The devastating explosion that tore through Beirut earlier this month exposed the elite corruption at the heart of Lebanese governance. The blast itself, which was almost certainly caused by a stockpile of highly explosive ammonium nitrate that had sat unguarded at Beirut’s port since 2013, may not have been deliberate. But it had everything to do with Lebanon’s history of conflict and the elderly politicians, many of them former warlords, who still hold power in its dysfunctional, sectarian and clientelist political system. With the public mobilizing against the country’s kleptocracy, the survival of the status quo is in question. But whether a reformist alternative can take its place remains uncertain.

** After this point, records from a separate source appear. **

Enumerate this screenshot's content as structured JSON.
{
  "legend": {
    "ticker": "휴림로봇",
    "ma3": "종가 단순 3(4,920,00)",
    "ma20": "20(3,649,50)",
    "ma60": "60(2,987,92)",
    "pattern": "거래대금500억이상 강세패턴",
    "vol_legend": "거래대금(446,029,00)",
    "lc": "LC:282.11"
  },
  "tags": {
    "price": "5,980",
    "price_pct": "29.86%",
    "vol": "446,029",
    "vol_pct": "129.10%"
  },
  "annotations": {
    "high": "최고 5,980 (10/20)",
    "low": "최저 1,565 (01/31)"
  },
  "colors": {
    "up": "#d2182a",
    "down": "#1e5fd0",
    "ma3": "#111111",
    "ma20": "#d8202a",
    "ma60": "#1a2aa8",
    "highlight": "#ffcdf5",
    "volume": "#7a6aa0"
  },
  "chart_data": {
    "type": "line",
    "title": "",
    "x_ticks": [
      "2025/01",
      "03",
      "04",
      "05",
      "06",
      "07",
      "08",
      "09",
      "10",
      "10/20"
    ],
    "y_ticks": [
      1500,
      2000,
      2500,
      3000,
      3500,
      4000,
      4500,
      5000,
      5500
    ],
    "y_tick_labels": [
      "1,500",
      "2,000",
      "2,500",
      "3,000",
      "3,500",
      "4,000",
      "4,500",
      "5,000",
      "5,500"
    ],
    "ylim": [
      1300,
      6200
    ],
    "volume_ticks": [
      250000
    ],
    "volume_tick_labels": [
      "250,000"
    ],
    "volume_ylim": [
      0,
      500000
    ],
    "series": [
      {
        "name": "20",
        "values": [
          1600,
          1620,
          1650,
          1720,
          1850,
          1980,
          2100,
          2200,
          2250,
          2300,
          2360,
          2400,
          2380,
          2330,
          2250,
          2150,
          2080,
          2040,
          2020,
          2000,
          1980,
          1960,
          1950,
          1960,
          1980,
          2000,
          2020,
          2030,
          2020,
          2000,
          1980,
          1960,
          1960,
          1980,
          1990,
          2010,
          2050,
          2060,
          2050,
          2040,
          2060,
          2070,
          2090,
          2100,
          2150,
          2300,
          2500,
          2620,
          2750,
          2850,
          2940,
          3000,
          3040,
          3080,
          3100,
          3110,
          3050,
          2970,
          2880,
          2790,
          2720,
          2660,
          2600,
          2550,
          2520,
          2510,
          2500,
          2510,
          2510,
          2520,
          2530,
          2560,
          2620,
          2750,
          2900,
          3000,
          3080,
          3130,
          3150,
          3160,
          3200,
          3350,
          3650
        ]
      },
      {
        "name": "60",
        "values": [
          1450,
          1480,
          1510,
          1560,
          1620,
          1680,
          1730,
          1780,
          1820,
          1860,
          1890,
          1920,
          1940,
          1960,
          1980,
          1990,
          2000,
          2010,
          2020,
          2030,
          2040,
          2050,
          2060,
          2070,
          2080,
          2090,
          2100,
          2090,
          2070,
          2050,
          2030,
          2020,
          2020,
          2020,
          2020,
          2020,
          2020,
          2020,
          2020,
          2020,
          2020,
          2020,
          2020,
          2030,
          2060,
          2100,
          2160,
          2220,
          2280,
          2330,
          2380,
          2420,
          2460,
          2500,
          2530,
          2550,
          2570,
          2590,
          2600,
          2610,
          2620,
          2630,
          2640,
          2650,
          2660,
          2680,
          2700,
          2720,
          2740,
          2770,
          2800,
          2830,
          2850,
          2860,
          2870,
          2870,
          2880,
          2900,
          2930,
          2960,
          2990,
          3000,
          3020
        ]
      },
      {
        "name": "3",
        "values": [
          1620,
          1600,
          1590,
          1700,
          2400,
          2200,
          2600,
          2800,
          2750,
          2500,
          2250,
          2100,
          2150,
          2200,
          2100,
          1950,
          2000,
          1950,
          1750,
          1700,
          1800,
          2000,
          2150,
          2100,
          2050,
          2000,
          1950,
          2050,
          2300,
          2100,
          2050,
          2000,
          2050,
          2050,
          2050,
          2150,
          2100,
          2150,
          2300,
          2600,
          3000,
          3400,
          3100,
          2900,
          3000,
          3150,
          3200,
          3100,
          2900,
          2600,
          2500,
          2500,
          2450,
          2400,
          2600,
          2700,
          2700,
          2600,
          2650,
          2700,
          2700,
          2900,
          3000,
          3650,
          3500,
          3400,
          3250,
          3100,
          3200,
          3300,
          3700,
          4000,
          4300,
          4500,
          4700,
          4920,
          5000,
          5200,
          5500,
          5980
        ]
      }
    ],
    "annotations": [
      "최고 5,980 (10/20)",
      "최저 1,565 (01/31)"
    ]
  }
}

Since the 1970s, Lebanon’s political elites have eschewed the hard work of governing in favor of plundering the country’s resources and concentrating power among themselves. To date, as much as $100 billion have been squandered from the country’s banking system in corrupt deals. Now, with more than 200 people dead from the blast and thousands more injured and displaced, Lebanon’s leaders are once again determined to escape blame for a disaster of their own making by rejecting an international investigation into its causes and culprits.
Lebanon had already been seething before the explosion. In last year’s so-called “October Revolution,” a series of protests erupted over a new tax on the popular messaging service WhatsApp, in a sign of the increasing popular frustration with the old order. At the forefront of this uprising was a new generation of activists who recognized the serious problems facing Lebanese society and the failure of the political class to address them in any meaningful way. The fact that the recent catastrophe was caused by negligence has only sharpened their resolve for an alternative.